▸ MATERIALS PROVIDED:
>>>

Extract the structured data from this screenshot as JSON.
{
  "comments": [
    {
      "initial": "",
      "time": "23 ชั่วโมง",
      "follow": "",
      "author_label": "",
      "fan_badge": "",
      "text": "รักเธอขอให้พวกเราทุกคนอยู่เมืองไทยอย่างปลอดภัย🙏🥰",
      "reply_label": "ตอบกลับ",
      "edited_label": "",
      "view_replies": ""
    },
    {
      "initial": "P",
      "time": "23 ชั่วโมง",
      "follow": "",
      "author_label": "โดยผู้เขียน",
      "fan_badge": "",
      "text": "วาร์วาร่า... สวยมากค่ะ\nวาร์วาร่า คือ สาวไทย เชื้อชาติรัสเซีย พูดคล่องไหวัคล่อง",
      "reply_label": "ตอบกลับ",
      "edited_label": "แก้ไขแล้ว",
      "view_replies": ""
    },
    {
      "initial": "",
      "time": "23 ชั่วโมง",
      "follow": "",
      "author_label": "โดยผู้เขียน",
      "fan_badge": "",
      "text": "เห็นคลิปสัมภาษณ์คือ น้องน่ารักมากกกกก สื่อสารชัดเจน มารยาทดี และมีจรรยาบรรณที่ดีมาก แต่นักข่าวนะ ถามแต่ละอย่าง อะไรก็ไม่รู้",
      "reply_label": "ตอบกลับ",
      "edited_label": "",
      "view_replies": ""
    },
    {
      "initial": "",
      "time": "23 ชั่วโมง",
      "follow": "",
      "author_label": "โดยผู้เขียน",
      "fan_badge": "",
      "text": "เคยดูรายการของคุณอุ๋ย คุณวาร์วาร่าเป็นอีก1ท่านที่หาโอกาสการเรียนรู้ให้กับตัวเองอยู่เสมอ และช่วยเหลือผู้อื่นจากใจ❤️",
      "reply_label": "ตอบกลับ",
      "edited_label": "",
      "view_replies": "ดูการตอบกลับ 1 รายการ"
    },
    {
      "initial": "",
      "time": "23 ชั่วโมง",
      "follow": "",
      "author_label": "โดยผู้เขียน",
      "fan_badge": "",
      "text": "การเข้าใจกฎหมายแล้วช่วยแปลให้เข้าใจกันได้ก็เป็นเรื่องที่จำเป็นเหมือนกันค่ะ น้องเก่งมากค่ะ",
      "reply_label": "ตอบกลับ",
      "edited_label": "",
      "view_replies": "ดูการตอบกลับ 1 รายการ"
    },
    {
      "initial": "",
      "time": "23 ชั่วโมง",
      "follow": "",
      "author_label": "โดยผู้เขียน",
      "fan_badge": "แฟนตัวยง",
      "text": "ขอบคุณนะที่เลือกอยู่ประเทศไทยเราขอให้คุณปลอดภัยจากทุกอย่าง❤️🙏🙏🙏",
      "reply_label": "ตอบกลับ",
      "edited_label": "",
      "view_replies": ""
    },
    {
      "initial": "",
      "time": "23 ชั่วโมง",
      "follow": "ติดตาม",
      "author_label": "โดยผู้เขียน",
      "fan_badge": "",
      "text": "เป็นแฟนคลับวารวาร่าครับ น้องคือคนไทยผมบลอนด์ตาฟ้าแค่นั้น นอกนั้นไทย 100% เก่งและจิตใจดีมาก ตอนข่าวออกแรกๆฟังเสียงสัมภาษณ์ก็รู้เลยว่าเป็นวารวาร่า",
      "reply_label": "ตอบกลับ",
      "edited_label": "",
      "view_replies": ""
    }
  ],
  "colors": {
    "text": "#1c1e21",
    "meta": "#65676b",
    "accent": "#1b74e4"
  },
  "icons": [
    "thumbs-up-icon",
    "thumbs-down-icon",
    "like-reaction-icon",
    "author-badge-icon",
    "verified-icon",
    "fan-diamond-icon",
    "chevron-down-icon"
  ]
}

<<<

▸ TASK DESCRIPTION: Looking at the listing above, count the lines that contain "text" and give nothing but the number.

▸ EXERCISE RESPONSE: 8